"And so, Vertov's film hits the viewer's eye like a shot gun blast, peppering the mind with wave after wave of seemingly disconnected images that imprint not only an impression of people, places, and things, but the idea of a city itself; its soul, if you will. Images wash over you like water, and their significance and meaning slowly seep into your subconscious. Your thoughts and memories begin to intertwine with the visual display, and you begin to relate to these lives as keenly as your own. And suddenly, you realize that humanity has indeed been harnessed by Vertov's machine, and that you, the viewer, have become symbiotically and psychologically linked to his subjects. Your combined experiences influence and define each other, and you become one consciousness adrift on the ocean of being. The past becomes present, and all lives interconnect.

"So was the experiment sucessful? Most definitely. (You wouldn't be reading this if it weren't). Man With a Movie Camera is a tour-de-force of technical proficiency, incorporating filming and editing techniques that are hallmarks of past, present, and what would become the future of cinematic artistry. Its innovative use of non-linear narrative is both groundbreaking and intellectually sublime. But it is in the way Dziga Vertov utilized these proficiencies that he achieves his thesis, and thus, leaves an indelible stamp upon the history of film."

~ Donald G. Carder

Original title: Chelovek s kino-apparatom
Principal cast: Mikhail Kaufman
Scenario by Dziga Vertov
Director of photography: Mikhail Kaufman, Gleb Troyanski (uncredited)
Film editing by Dziga Vertov, Yelizaveta Svilova (assistant editor)
Original music by Konstantin Listov
Music for reissues written by Pierre Henry, Nigel Humberstone, Michael Nyman

Duration: 68 minutes
Languages: Silent
Filmed in black and white
Sound mix: Silent
Aspect ratio: 1.33:1

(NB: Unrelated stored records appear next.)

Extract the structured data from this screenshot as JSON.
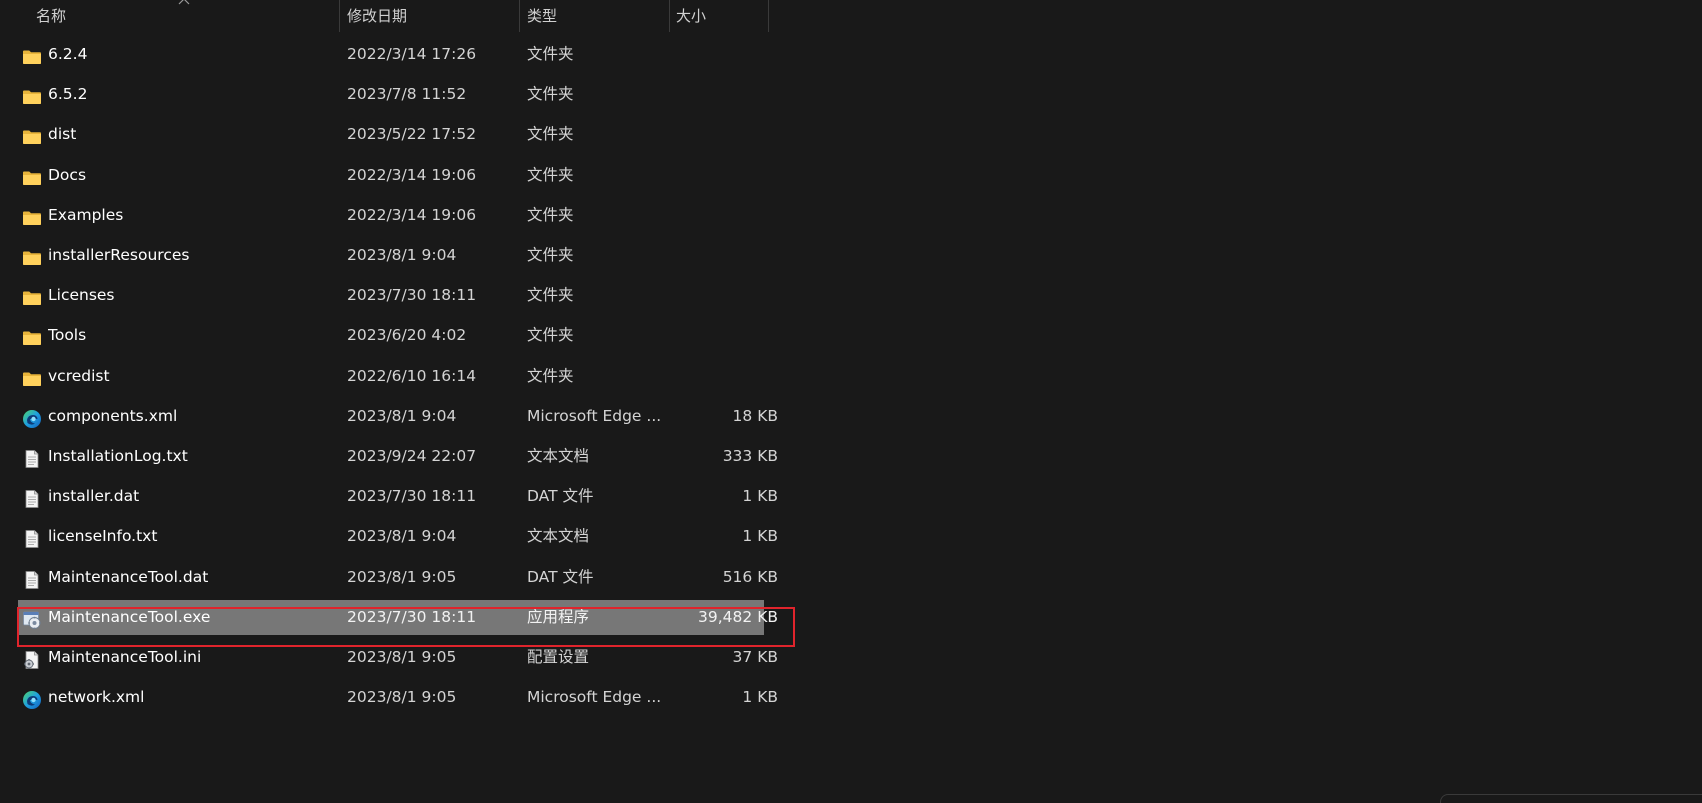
{
  "columns": {
    "name": "名称",
    "date": "修改日期",
    "type": "类型",
    "size": "大小"
  },
  "files": [
    {
      "name": "6.2.4",
      "date": "2022/3/14 17:26",
      "type": "文件夹",
      "size": "",
      "icon": "folder-icon"
    },
    {
      "name": "6.5.2",
      "date": "2023/7/8 11:52",
      "type": "文件夹",
      "size": "",
      "icon": "folder-icon"
    },
    {
      "name": "dist",
      "date": "2023/5/22 17:52",
      "type": "文件夹",
      "size": "",
      "icon": "folder-icon"
    },
    {
      "name": "Docs",
      "date": "2022/3/14 19:06",
      "type": "文件夹",
      "size": "",
      "icon": "folder-icon"
    },
    {
      "name": "Examples",
      "date": "2022/3/14 19:06",
      "type": "文件夹",
      "size": "",
      "icon": "folder-icon"
    },
    {
      "name": "installerResources",
      "date": "2023/8/1 9:04",
      "type": "文件夹",
      "size": "",
      "icon": "folder-icon"
    },
    {
      "name": "Licenses",
      "date": "2023/7/30 18:11",
      "type": "文件夹",
      "size": "",
      "icon": "folder-icon"
    },
    {
      "name": "Tools",
      "date": "2023/6/20 4:02",
      "type": "文件夹",
      "size": "",
      "icon": "folder-icon"
    },
    {
      "name": "vcredist",
      "date": "2022/6/10 16:14",
      "type": "文件夹",
      "size": "",
      "icon": "folder-icon"
    },
    {
      "name": "components.xml",
      "date": "2023/8/1 9:04",
      "type": "Microsoft Edge ...",
      "size": "18 KB",
      "icon": "edge-icon"
    },
    {
      "name": "InstallationLog.txt",
      "date": "2023/9/24 22:07",
      "type": "文本文档",
      "size": "333 KB",
      "icon": "document-icon"
    },
    {
      "name": "installer.dat",
      "date": "2023/7/30 18:11",
      "type": "DAT 文件",
      "size": "1 KB",
      "icon": "document-icon"
    },
    {
      "name": "licenseInfo.txt",
      "date": "2023/8/1 9:04",
      "type": "文本文档",
      "size": "1 KB",
      "icon": "document-icon"
    },
    {
      "name": "MaintenanceTool.dat",
      "date": "2023/8/1 9:05",
      "type": "DAT 文件",
      "size": "516 KB",
      "icon": "document-icon"
    },
    {
      "name": "MaintenanceTool.exe",
      "date": "2023/7/30 18:11",
      "type": "应用程序",
      "size": "39,482 KB",
      "icon": "application-icon",
      "selected": true
    },
    {
      "name": "MaintenanceTool.ini",
      "date": "2023/8/1 9:05",
      "type": "配置设置",
      "size": "37 KB",
      "icon": "settings-file-icon"
    },
    {
      "name": "network.xml",
      "date": "2023/8/1 9:05",
      "type": "Microsoft Edge ...",
      "size": "1 KB",
      "icon": "edge-icon"
    }
  ],
  "colors": {
    "background": "#191919",
    "selection": "#777777",
    "highlight_border": "#e0242c",
    "folder": "#f4c542"
  }
}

Produced by VUFKU
Released in USA by Amkino Corporation
Premiered in Kiev, Ukraine, USSR on 8 January 1929
USA release date: 12 May 1929

Awards and honors:
- Selected as one of Roger Ebert’s “Great Movies,” 1 July 2009